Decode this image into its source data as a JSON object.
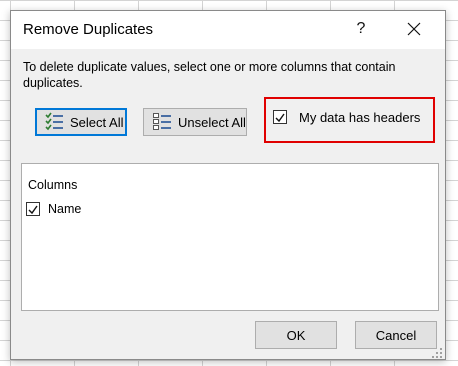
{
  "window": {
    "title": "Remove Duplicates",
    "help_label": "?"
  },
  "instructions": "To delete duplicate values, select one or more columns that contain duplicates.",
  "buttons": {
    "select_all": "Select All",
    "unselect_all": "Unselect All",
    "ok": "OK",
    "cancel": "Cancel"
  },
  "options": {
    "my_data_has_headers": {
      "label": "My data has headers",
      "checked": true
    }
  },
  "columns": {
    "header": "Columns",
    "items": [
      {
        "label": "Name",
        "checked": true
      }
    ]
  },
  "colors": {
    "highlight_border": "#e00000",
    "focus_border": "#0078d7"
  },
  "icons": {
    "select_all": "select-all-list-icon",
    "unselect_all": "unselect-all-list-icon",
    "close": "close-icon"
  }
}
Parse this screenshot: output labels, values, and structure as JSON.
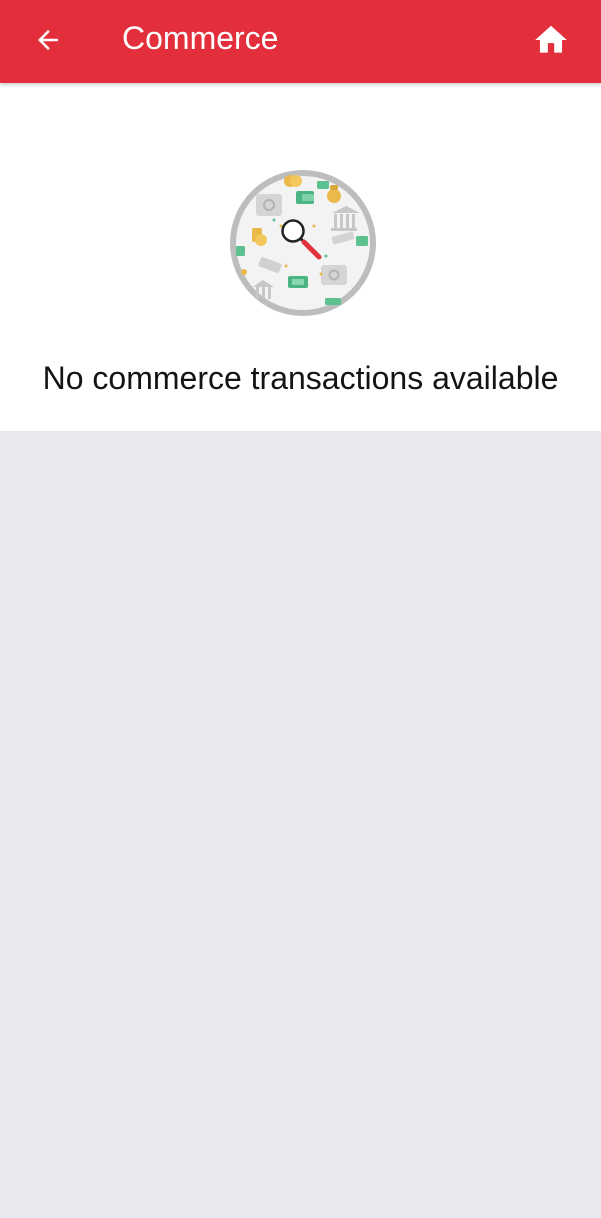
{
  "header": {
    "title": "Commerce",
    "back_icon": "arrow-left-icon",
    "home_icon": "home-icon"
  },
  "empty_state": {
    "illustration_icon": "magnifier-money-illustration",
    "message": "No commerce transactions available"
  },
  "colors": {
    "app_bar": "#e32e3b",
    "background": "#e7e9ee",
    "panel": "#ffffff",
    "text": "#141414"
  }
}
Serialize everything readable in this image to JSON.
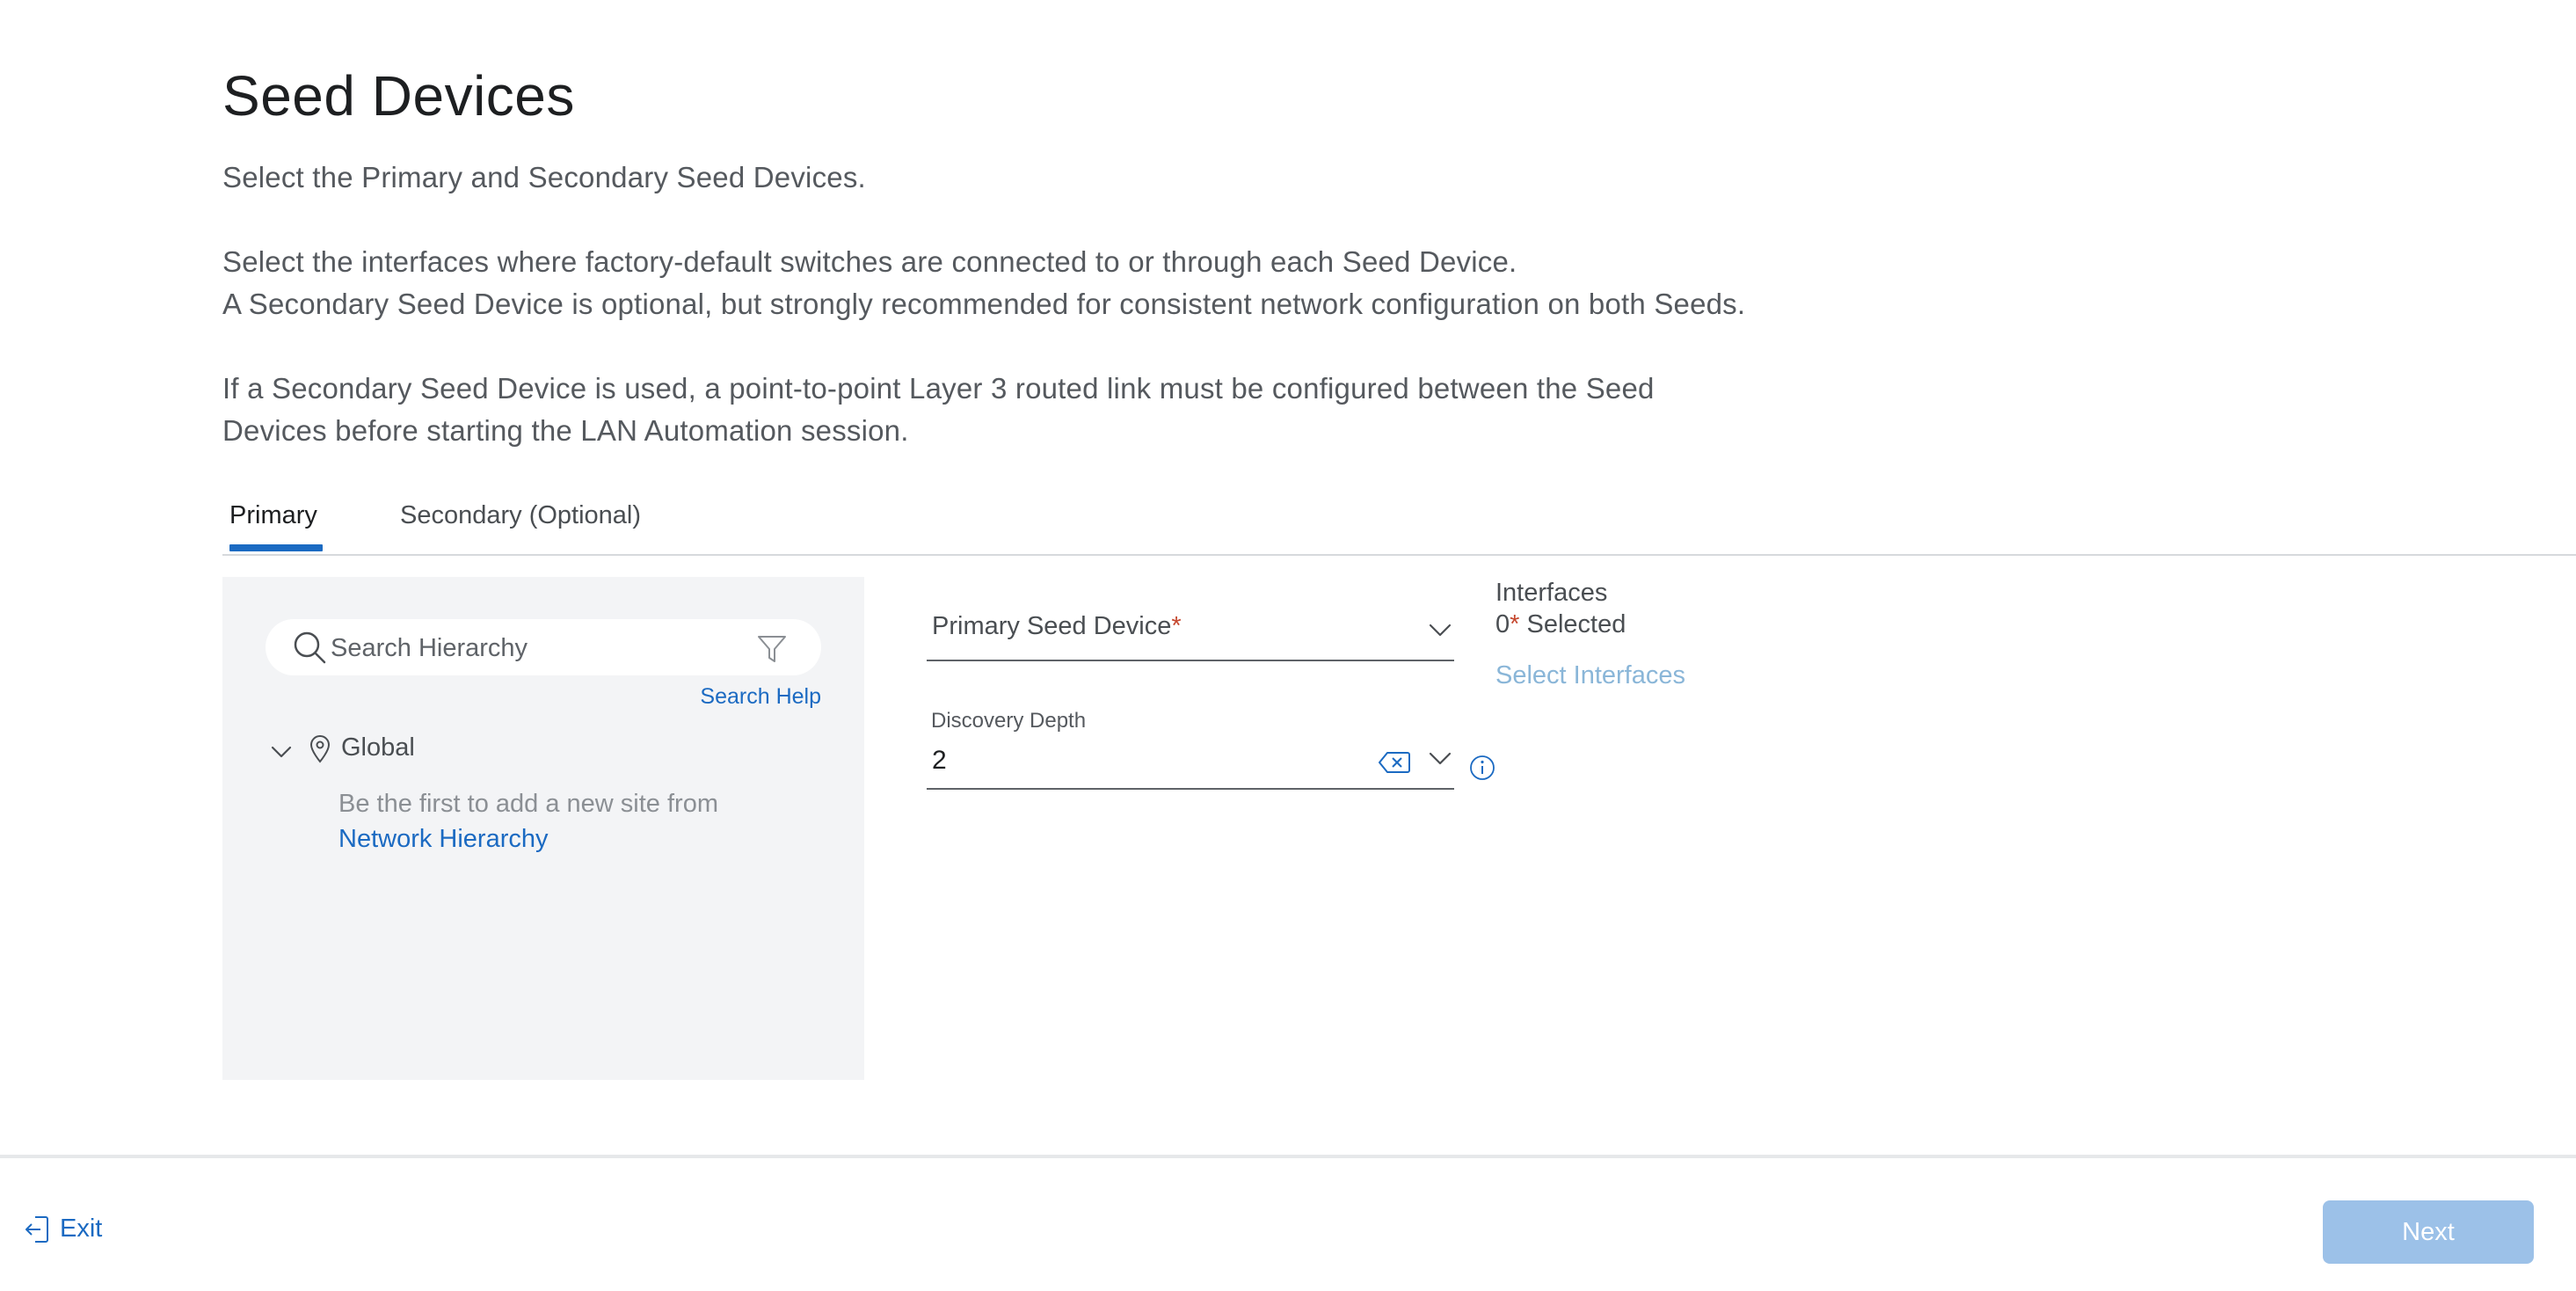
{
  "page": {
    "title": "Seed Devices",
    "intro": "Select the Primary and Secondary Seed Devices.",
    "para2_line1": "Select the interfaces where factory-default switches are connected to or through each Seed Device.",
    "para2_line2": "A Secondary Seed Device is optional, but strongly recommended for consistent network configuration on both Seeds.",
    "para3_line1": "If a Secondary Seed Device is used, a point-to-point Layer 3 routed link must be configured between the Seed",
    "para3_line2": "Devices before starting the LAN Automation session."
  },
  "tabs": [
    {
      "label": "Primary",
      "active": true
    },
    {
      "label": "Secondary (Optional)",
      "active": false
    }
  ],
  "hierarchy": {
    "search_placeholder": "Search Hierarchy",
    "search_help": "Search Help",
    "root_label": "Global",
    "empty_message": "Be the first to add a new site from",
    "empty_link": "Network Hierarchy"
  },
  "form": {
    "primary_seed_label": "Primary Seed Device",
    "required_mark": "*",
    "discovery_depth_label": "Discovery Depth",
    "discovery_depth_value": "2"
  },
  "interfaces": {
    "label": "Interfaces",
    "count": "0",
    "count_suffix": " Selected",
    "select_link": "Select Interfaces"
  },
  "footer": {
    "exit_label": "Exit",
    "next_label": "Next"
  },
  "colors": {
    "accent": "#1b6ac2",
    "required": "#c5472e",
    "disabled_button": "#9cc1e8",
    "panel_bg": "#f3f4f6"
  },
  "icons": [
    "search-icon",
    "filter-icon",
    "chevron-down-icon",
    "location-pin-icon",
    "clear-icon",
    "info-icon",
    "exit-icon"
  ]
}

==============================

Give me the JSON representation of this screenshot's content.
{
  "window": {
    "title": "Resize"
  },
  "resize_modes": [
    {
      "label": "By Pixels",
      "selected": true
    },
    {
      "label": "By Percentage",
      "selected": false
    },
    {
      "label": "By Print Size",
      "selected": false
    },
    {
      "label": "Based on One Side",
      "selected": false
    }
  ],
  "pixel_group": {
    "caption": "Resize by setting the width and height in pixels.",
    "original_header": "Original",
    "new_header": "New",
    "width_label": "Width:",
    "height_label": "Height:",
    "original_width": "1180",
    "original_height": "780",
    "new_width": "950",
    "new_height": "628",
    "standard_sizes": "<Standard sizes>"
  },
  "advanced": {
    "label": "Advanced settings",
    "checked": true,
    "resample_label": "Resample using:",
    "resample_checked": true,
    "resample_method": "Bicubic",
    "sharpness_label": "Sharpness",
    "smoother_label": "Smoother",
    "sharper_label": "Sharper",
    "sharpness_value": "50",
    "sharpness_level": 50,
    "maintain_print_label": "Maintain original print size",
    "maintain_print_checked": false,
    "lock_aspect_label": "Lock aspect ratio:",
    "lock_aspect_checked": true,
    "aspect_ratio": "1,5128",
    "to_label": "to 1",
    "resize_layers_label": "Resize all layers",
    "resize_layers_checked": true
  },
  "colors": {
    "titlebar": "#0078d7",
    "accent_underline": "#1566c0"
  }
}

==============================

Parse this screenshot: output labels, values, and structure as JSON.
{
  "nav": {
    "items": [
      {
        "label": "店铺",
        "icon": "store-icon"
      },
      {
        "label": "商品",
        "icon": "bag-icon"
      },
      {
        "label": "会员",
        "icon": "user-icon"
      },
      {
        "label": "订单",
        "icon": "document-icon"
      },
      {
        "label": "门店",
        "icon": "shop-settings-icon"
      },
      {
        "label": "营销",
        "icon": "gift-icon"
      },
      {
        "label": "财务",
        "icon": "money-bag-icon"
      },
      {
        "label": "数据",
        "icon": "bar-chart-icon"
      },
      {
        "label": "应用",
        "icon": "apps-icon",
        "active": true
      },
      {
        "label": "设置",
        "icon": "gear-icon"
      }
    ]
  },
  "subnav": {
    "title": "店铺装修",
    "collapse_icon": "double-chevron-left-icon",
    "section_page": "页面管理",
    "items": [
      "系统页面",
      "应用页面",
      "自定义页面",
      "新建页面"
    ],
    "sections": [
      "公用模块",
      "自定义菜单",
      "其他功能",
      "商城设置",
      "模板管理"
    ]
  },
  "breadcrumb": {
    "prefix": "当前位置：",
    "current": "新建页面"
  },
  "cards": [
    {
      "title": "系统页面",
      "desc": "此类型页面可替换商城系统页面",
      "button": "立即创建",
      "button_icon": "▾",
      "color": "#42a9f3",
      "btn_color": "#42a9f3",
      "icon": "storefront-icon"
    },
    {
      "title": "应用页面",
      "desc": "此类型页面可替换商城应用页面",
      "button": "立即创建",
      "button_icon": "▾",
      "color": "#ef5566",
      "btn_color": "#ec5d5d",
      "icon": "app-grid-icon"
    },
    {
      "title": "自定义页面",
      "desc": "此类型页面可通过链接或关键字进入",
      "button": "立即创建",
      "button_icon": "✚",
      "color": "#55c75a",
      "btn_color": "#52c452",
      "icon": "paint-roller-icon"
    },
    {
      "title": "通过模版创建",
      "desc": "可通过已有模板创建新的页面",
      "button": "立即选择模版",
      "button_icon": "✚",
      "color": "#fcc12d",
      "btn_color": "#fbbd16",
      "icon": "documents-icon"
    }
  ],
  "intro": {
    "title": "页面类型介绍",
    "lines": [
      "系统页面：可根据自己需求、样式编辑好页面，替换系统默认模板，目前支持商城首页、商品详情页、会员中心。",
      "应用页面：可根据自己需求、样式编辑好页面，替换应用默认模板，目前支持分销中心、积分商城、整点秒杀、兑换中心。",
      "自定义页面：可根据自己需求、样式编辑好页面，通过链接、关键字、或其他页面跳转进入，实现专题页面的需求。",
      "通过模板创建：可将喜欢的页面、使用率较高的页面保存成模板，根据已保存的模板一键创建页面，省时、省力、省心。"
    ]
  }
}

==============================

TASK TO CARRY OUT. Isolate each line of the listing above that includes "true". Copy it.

TASK ANSWER.
      "checked": true
        "checked": true
      "active": true
      "selected": true
    "checked": true,
    "resample_checked": true,
    "lock_aspect_checked": true,
    "resize_layers_checked": true
        "active": true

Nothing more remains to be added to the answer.